Rachel Jackson is a Boston based artist, feminist and fair weather rock climber. She has a BA in Visual Art and a certificate in Bookbinding, and considers herself a Jackson of all trades, master of none. From collecting and drying leaves in the fall, huddled inside in the winter obsessing over calligraphy, outside doing cyanotype prints in the spring, or indigo dyeing in the summer, crafting is a total life obsession.

Week 1
Writing Your Own Destiny

Esther wrote her own Megillah! Inspired by my work as a scribe, I made a mask and jewelry set out of materials used to create holy scrolls (parchment, quills, ink). Let this be the year we all write our own destinies!

Week 2

It’s easy to chase the latest tool or gadget, but it’s the breath and intention of the maker that truly makes the piece. I made an inflatable tower featuring drawings of the tools that I use. When you turn off the air, it crumples into nothing.

Week 3
Postcards for Peace

There is a tradition to greet 3 people when you welcome the new moon. You say “Shalom Aleichem” (may peace be upon you) and they respond “Aleichem Shalom” (and to you, peace). These postcards are a contemporary way to cultivate a pen pal of peace. Each month exchange the postcards, and at the end of the year, keep the wishes you were sent in the box they came in!

Week 4
Every Generation…

My grandfather’s Siddur is colored with drips of wine and happy memories, on the page containing Friday night kiddush. And with spring fast arriving, Pesach was on my mind. There is a tradition to use a drop of wine for each plague at the Seder. This book has 120 pages, each with the ten plagues.
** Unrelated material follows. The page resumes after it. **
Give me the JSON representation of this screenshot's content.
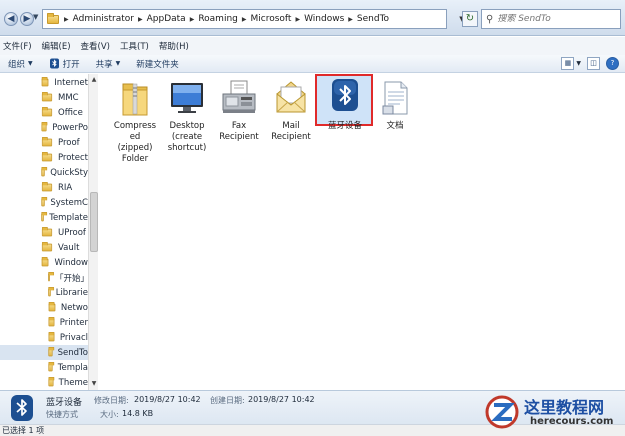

Mark each one with wine, and then pass it on to the next generation to continue. 120 years later, you will have a record of all the Seders!

Age: 37 Location: Denver, CO and and and and

 Illustration & calligraphy would be my strongest – though I utilize and teach various mediums of the arts.

Yehoshua Hooper grew up being a third-culture kid, constantly exploring new places and creating art along the way. He received his MA in Jewish Education, Nonprofit Development, and Art Education at the Jewish Theological Seminary (JTS) in New York City. During his time at JTS, he was part of the artist residency program and worked at the Jewish Art Museum which fulled his passions for creating specialized programming on the Torah and the arts. While in Jerusalem, he studied at Pardes Institute of Jewish Studies, where he received a certification in experiential education and co-ran community studio workshops in Nachlaot. Now in Denver, Yosh runs online art workshops and has been the art director at Ramah-in-the-Rockies.

Week 1
Peeling the Klipah

I created this mask to represent the various experiences I’ve had during COVID and the process of shedding the attributes that kept me in the dark. It is a reminder, that when I put Hashem (Gd), I can shed the layers that is hindering me becoming the best version of myself. The mask has three layers, representing Nefesh, Ruah, and Neshama – the three levels of the soul in which we are given an opportunity to refine.

Week 2
For the Sake of Kodesh (Holiness)

This stained glass of a Shiviti – a visual meditative guide of a menorah utilized for contemplation over Hashem’s name (represented by the letter ‘Hei’) – was formed from four glass panels, each representing foreign sources/influences that I have given my attention to in the past or have struggle with.

Week 3
Kiddush Levana

Inspired by the scroll casing typically found with Megillah Esther – I found it a fitting idea especially concerning the New Moon and its light awaiting to be revealed. I wanted to create a piece that I could use each month. I used two layers of metal sheet and used a pomegranate design to represent the spring time.

Week 4
Sefirot Ha’Omer: A Visual Guide for the Soul

This is a time piece, an invitation for the viewer to utilize during the counting of the omer. The illustration conveys the message of this journey, focusing on the particular sefirot (attribute) of each week while contemplating who they stand before (Hashem). Spring time reflects renewal – an opportunity to become partners in creation and counting the omer is an act of preparation so one will be ready to receive the Torah.